What to do about Canadians who joined the so-called Islamic State when they come home—now that ISIS has been routed on the battlefield in the territory in Iraq and Syria that it used to call its “caliphate”—has emerged as a challenge for Justin Trudeau’s government. The return of battle-hardened ISIS terrorists is a disturbing prospect. Public Safety Minister Ralph Goodale’s office says the number of individuals shouldn’t be exaggerated, though, telling Maclean’s that Canadian intelligence agencies are aware of about 60 terrorist travellers who have returned to Canada from conflict zones in the past decade, including a small number from Syria and Iraq. (Macleans)

The Rebel: Justin Trudeau Welcomes Back 60 ISIS Terrorists to Canada

In his latest video, Ezra Levant addresses the fact that Canadian Prime Minister Justin Trudeau has just welcomed 60 ISIS terrorists who went to fight in Syria and Iraq back to Canada. Yes, Trudeau is welcoming back 60 Muslim terrorists who left Canada to rape and pillage in the Middle East back to Canada with open arms. These terrorists hated the West enough to leave Canada in the first place and join a group that wants nothing more than to destroy the Western world, yet now they are being allowed back into Canada as if nothing had ever happened. (Rebel)

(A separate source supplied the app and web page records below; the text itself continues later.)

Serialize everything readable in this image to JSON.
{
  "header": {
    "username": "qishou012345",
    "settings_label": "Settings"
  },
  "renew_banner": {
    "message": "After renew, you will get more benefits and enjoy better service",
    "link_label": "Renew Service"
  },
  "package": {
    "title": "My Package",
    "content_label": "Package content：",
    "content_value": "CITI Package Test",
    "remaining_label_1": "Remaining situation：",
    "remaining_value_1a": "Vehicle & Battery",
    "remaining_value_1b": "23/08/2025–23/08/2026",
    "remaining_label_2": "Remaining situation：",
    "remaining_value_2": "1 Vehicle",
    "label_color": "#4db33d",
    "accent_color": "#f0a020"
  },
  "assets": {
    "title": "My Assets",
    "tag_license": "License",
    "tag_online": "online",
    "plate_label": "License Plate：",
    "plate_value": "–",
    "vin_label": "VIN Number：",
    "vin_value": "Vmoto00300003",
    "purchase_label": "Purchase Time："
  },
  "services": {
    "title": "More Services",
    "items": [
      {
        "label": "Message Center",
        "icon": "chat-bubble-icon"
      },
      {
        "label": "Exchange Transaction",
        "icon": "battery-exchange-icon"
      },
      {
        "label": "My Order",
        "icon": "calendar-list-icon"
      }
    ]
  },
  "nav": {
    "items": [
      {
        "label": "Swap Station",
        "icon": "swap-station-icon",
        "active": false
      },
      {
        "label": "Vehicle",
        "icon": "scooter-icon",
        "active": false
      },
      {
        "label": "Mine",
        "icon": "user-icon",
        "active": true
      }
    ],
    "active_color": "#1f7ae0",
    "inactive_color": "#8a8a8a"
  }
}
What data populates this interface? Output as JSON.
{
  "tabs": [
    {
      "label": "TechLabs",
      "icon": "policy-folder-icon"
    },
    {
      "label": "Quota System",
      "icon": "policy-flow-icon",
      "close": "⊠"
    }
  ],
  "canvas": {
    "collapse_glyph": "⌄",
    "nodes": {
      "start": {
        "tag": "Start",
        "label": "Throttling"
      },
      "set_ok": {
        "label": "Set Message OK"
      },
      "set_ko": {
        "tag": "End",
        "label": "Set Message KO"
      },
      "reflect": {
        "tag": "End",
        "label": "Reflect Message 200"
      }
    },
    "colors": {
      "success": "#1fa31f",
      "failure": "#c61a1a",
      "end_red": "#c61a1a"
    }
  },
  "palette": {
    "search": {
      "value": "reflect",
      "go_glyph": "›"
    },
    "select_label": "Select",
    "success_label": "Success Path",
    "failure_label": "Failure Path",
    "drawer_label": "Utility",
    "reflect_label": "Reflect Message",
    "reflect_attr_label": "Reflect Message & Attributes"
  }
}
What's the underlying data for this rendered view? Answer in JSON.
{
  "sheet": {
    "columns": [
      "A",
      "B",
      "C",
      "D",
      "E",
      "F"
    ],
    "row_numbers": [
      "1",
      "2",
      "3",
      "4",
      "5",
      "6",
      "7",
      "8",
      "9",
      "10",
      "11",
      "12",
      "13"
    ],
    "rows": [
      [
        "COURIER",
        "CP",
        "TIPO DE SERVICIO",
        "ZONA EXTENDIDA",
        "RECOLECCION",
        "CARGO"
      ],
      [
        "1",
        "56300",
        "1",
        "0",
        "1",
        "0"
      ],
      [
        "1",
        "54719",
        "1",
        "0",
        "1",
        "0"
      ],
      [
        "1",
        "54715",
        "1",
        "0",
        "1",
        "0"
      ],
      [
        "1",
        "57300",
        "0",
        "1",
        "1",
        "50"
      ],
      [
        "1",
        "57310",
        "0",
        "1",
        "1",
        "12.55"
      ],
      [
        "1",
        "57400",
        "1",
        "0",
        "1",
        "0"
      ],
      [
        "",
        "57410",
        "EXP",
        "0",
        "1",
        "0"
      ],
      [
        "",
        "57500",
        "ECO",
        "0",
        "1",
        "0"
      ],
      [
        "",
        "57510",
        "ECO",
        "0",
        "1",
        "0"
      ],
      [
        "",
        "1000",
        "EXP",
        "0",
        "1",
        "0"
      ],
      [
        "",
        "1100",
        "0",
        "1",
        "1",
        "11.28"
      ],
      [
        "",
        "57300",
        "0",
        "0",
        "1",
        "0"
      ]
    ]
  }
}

Robert Fulford: The brutalization of Falun Gong is modern China's great shame

In white shirt and suit of banker’s blue, with bland tie and neat haircut, he looks as if he might sell you an insurance policy or a car. Certainly his appearance doesn’t suggest he could inspire millions of believers around the world and arouse murderous anger in the government of China. But in fact, Li Hongzhi is the charismatic father of Falun Gong, a quasi-religion that he introduced in 1992. As a result, he’s become a cherished leader to millions of adherents. But Beijing’s official reaction to his teaching has led to tragedy for many of his followers. (National Post)

Joe Warmington: WLU students rally behind Lindsay Shepherd

Excitedly, students lined up to get a selfie with her. They asked her to sign their books, their posters and placards. The media all wanted to talk to the 22-year-old graduate student at Wilfrid Laurier University. There is a new star on campus. But Lindsay Shepherd made it very clear her only goal is simply defending the concept of freedom of speech on university campuses. (Toronto Sun)



-       Standing Committee on Public Safety and National Security meet tomorrow to study the Use of Ion Mobility Spectrometers by Correctional Service Canada

-       Standing Committee on National Defence meet later today to discuss the Canada and the Ukraine Crisis